Because approximately half of births in the United States are unplanned, it is important that all women follow these recommendations, even if they do not intend on becoming pregnant.

 

Geritol® multivitamin contains 380 mcg or 100% of the RDA of folic acid. Not too little, not too much.

 


 

 

SOURCES:

Folic Acid. Medline Plus. National Library of Medicine, NIH. Retrieved from: http://www.nlm.nih.gov/medlineplus/folicacid.html February 22, 2013.

Wolff T, Witkop T, Miller T et al. Folic acid supplementation for the prevention of neural tube defects. An Update of the Evidence for the U.S. Preventive Services Task Force Evidence Syntheses, No. 70. AHRQ; May 2009. Report No. 09-05132-EF-1. Retrieved from: http://www.ncbi.nlm.nih.gov/books/NBK43412/ February 22, 2013.
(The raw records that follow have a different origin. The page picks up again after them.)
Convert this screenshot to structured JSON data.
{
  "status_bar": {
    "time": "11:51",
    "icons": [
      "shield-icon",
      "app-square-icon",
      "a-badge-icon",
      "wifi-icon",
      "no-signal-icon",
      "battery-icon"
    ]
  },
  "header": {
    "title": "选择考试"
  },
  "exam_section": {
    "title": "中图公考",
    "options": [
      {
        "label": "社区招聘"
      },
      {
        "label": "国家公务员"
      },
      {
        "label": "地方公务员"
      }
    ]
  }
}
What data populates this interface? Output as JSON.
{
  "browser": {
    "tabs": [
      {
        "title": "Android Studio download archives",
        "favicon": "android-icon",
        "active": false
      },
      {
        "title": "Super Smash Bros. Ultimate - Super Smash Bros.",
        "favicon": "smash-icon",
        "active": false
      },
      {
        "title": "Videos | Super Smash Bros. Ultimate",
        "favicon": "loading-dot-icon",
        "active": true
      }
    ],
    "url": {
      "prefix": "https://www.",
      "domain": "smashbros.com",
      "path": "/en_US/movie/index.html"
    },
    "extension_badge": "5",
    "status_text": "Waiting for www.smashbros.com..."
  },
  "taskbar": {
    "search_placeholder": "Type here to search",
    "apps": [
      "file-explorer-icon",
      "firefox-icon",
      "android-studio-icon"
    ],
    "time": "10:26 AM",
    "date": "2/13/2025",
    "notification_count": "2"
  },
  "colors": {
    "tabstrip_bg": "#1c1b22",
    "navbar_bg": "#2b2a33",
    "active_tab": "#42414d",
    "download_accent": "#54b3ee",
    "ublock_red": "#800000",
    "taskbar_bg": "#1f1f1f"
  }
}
Folic Acid in Diet. Medline Plus, NIH. Retrieved from: http://www.nlm.nih.gov/medlineplus/ency/article/002408.htm February 22, 2013.